■ **Extracted material**:
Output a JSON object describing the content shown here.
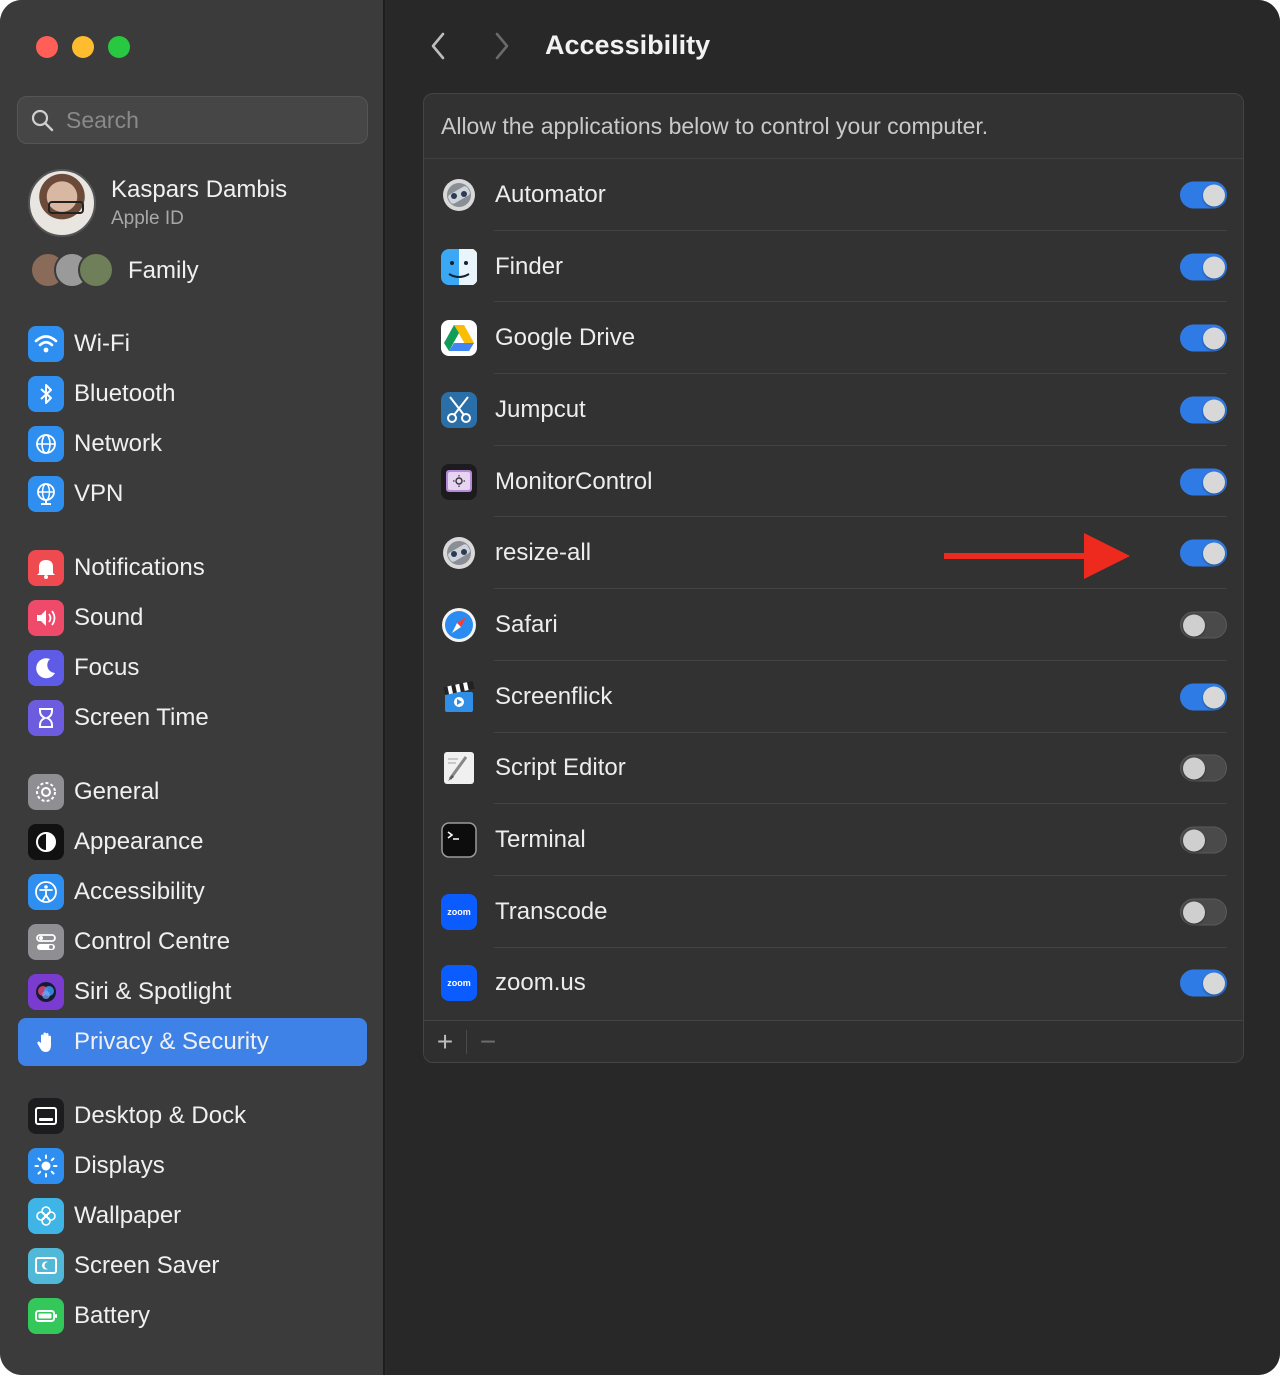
{
  "window": {
    "traffic_lights": [
      "close",
      "minimize",
      "zoom"
    ]
  },
  "sidebar": {
    "search": {
      "placeholder": "Search",
      "value": ""
    },
    "profile": {
      "name": "Kaspars Dambis",
      "subtitle": "Apple ID"
    },
    "family": {
      "label": "Family"
    },
    "items": [
      {
        "label": "Wi-Fi",
        "icon": "wifi-icon",
        "color": "#2f8ff0"
      },
      {
        "label": "Bluetooth",
        "icon": "bluetooth-icon",
        "color": "#2f8ff0"
      },
      {
        "label": "Network",
        "icon": "globe-icon",
        "color": "#2f8ff0"
      },
      {
        "label": "VPN",
        "icon": "vpn-globe-icon",
        "color": "#2f8ff0"
      },
      {
        "label": "Notifications",
        "icon": "bell-icon",
        "color": "#ef4a4f"
      },
      {
        "label": "Sound",
        "icon": "speaker-icon",
        "color": "#ef4a6a"
      },
      {
        "label": "Focus",
        "icon": "moon-icon",
        "color": "#5e5ce6"
      },
      {
        "label": "Screen Time",
        "icon": "hourglass-icon",
        "color": "#6d5be0"
      },
      {
        "label": "General",
        "icon": "gear-icon",
        "color": "#8e8e93"
      },
      {
        "label": "Appearance",
        "icon": "appearance-icon",
        "color": "#111111"
      },
      {
        "label": "Accessibility",
        "icon": "accessibility-icon",
        "color": "#2f8ff0"
      },
      {
        "label": "Control Centre",
        "icon": "toggles-icon",
        "color": "#8e8e93"
      },
      {
        "label": "Siri & Spotlight",
        "icon": "siri-icon",
        "color": "#7a3bd0"
      },
      {
        "label": "Privacy & Security",
        "icon": "hand-icon",
        "color": "#3e82e8",
        "selected": true
      },
      {
        "label": "Desktop & Dock",
        "icon": "dock-icon",
        "color": "#1c1c1e"
      },
      {
        "label": "Displays",
        "icon": "sun-icon",
        "color": "#2f8ff0"
      },
      {
        "label": "Wallpaper",
        "icon": "flower-icon",
        "color": "#3fb4e6"
      },
      {
        "label": "Screen Saver",
        "icon": "screensaver-icon",
        "color": "#52b8d8"
      },
      {
        "label": "Battery",
        "icon": "battery-icon",
        "color": "#34c759"
      }
    ]
  },
  "main": {
    "title": "Accessibility",
    "description": "Allow the applications below to control your computer.",
    "apps": [
      {
        "name": "Automator",
        "icon": "automator-icon",
        "enabled": true
      },
      {
        "name": "Finder",
        "icon": "finder-icon",
        "enabled": true
      },
      {
        "name": "Google Drive",
        "icon": "google-drive-icon",
        "enabled": true
      },
      {
        "name": "Jumpcut",
        "icon": "scissors-icon",
        "enabled": true
      },
      {
        "name": "MonitorControl",
        "icon": "monitor-icon",
        "enabled": true
      },
      {
        "name": "resize-all",
        "icon": "automator-icon",
        "enabled": true
      },
      {
        "name": "Safari",
        "icon": "compass-icon",
        "enabled": false
      },
      {
        "name": "Screenflick",
        "icon": "clapperboard-icon",
        "enabled": true
      },
      {
        "name": "Script Editor",
        "icon": "script-icon",
        "enabled": false
      },
      {
        "name": "Terminal",
        "icon": "terminal-icon",
        "enabled": false
      },
      {
        "name": "Transcode",
        "icon": "zoom-icon",
        "enabled": false
      },
      {
        "name": "zoom.us",
        "icon": "zoom-icon",
        "enabled": true
      }
    ],
    "footer": {
      "add": "+",
      "remove": "−"
    },
    "accent_color": "#2f7be6",
    "annotation_color": "#ee2a1e"
  }
}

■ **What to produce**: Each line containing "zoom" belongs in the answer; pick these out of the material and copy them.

■ **Response to this task**:
      "zoom"
        "icon": "zoom-icon",
        "name": "zoom.us",
        "icon": "zoom-icon",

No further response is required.